The number of mortgages in arrears and repossessions hit record lows in the second quarter of this year, figures show.
Data from UK Finance reveals the number of mortgages in arrears of 2.5% or more of the outstanding balance declined to 88,200, the lowest level since at least 1994 when records of the number began.
The total was also 5% lower than in the first quarter.
There was also a drop in the number of mortgages across all arrears bands, including those with the highest levels of arrears.
In the same period, the number of mortgages with arrears of 10% or more of the outstanding balance totalled 25,200, down 5% from 26,500 in the preceding quarter, ending a period of five successive quarters in which this figure had edged upwards.
Meanwhile, the number of properties taken into possession also declined from 1,900 to 1,800, the lowest figure since quarterly data was first published in 2008.
Paul Smee, head of mortgages for UK Finance, said: “These figures show that the overwhelming majority of borrowers are managing their mortgage payments successfully, and many of those who have experienced some difficulty in the past are able to recover their financial position. The recent improvement in the number of mortgages with high levels of arrears is particularly welcome.
“Borrowers are being helped by low interest rates, but mortgage costs are certain to rise at some stage.
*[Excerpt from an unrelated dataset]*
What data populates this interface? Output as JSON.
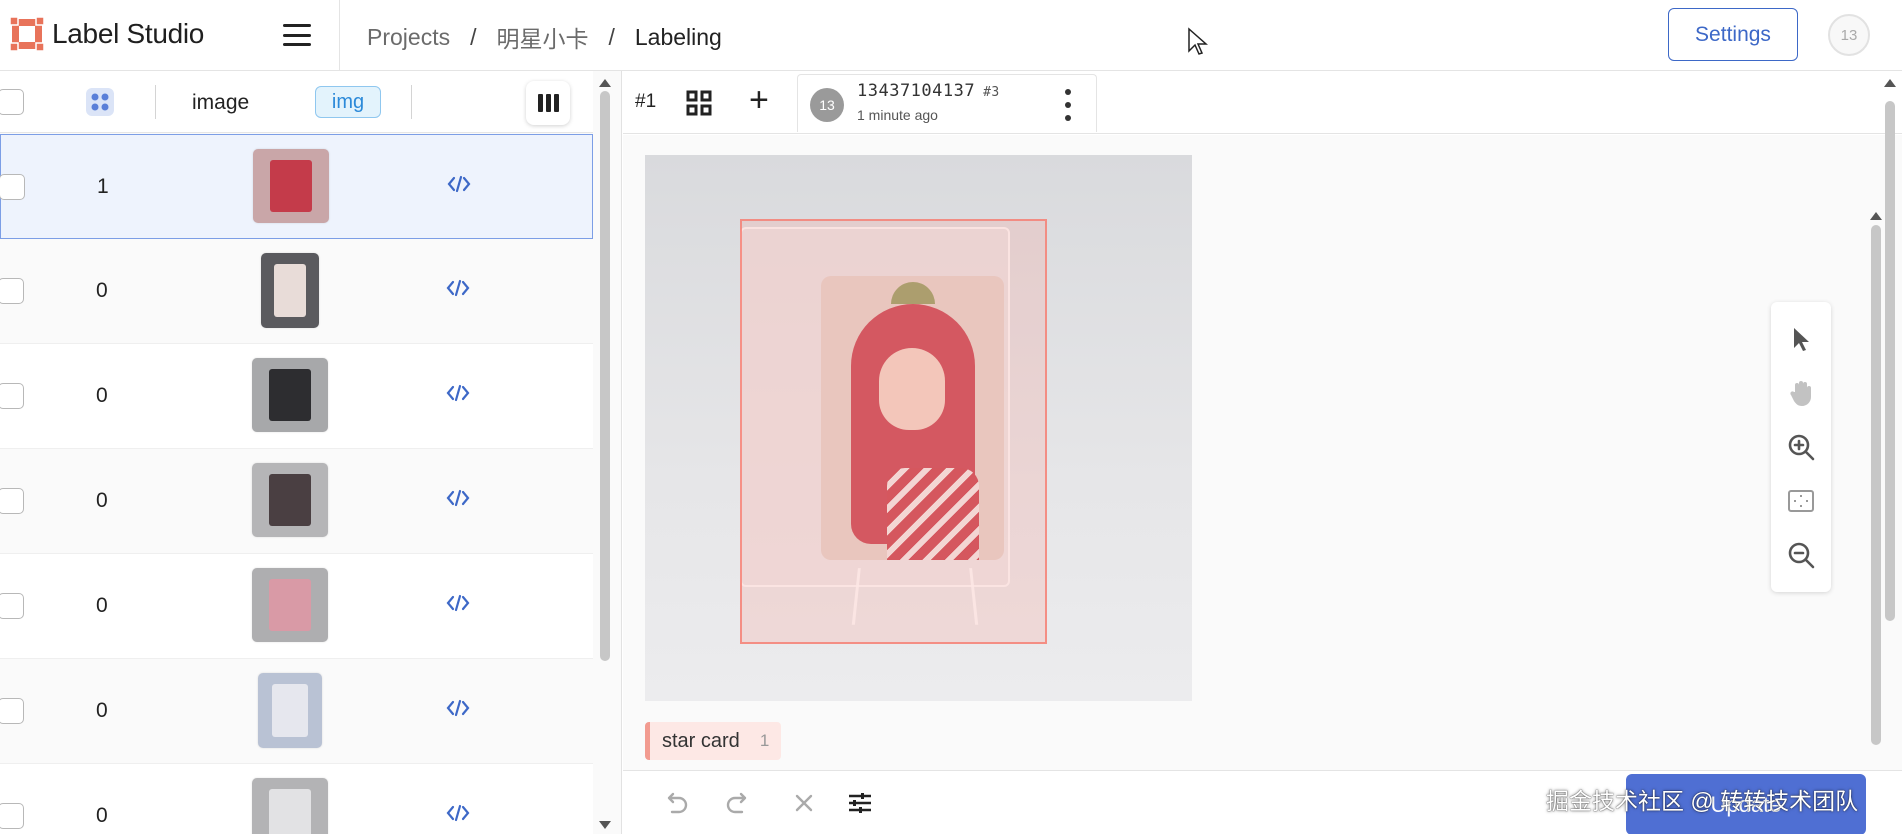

It is important therefore for customers to plan ahead and consider how their finances would be affected in those circumstances. As ever, lenders will continue to help borrowers resolve any financial difficulty if possible, so customers should not hesitate to contact their lender if they anticipate any payment problems.”
However, Mark Pilling, managing director at Spicerhaart Corporate Sales, was more cautious about the numbers.
He said: “What the headlines don’t show is the regional differences. Although there were no repossessions recorded in 93 local authorities, the further north we go the more repossessions we see.
“The percentage as a whole is falling, but it is in the areas where house prices, and therefore mortgage lending, is lowest that there are more repossessions, highlighting again the north/south divide when it comes to wages and affordability.
“This is a trend that we have seen for a while, and one that has no easy fix while uncertainty remains and real wages continue to fall as inflation rises.
“It will be interesting to see what happens in the coming months as the Bank of England struggles to keep a lid on inflation during Brexit negotiations.”